Have you ever been working at 3am and wondered, “Am I missing something? I’ll just splint and instruct the patient to follow up with their PCP in 1 week.” This is a reasonable approach, especially if you’re concerned there could be a fracture. But we can do better. Enter the “Can’t Miss” series: a series organized by body part that will help identify injuries that ideally should not be missed. This list is not meant to be a comprehensive review of each body part, but rather to highlight and improve your sensitivity for these potentially [...]

  • endocarditis

Case of a Blue, Painful Finger

By |Mar 2, 2020|Categories: Cardiovascular, Diagnose on Sight, Infectious Disease|Tags: , |

A 37-year-old female presented to the emergency department for evaluation of numbness and discoloration to her left fourth finger, which had started the day before. The patient stated that she was gardening the previous day and afterward she noticed the discoloration and pain. The patient denied taking any medications. She reported recreational methamphetamine and heroin use. She denied any chest pain or difficulty breathing. She denied any history of Raynaud’s phenomenon, venous thromboembolism, or history of trauma. The patient was afebrile with normal vital signs. Physical exam revealed cyanotic discoloration to the left distal fourth finger.  Sensation was intact to [...]

EM Fellowship Match Advice: Medical Education Fellowship

By |Feb 28, 2020|Categories: EM Match Advice, Podcasts|

One of the more popular fellowships in Emergency Medicine (EM) is the Medical Education Fellowship. These fellowships come in 1- and 2-year formats and some also come with an advanced degree. What do typical medical education and medical education scholarship fellowships typically entail? What are the logistics and timing when you decide to apply? Hosted by Dr. Michael Gisondi (Stanford) and Dr. Michelle Lin (UCSF), this podcast with 3 esteemed fellowship directors help provide some much-needed guidance. […]

  • foot x-ray Lisfranc

EMRad: Approach to the Traumatic Foot X-ray

By |Feb 26, 2020|Categories: EMRad, Orthopedic, Radiology, Trauma|
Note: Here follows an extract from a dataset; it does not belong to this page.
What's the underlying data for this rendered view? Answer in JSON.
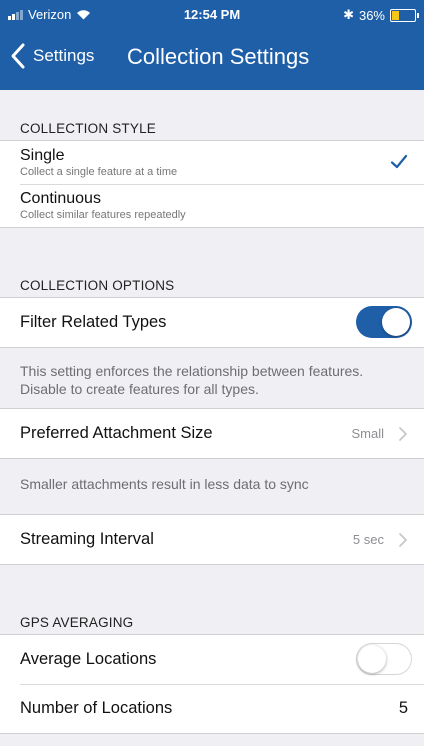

Radiology teaching during medical school is variable, ranging from informal teaching to required clerkships [1].​​ Many of us likely received an approach to a chest x-ray, but approaches to other studies may or may not have not been taught. We can do better! Enter EM:Rad, a series aimed at providing “just in time” approaches to commonly ordered radiology studies in the emergency department. When applicable, it will provide pertinent measurements specific to management, and offer a framework for when to get an additional view, if appropriate. We recently covered the elbow, wrist, and ankle: now, the foot x-ray. […]

  • AP ankle radiograph

EMRad: Radiologic Approach to the Traumatic Ankle

By |Feb 24, 2020|Categories: EMRad, Orthopedic, Radiology, Trauma|

Radiology teaching during medical school is variable, ranging from informal teaching to required clerkships [1].​​ Many of us likely received an approach to a chest x-ray, but approaches to other studies may or may not have not been taught. We can do better! Enter EM:Rad, a series aimed at providing “just in time” approaches to commonly ordered radiology studies in the emergency department. When applicable, it will provide pertinent measurements specific to management, and offer a framework for when to get an additional view, if appropriate. We recently covered the elbow and wrist. Now: the ankle. […]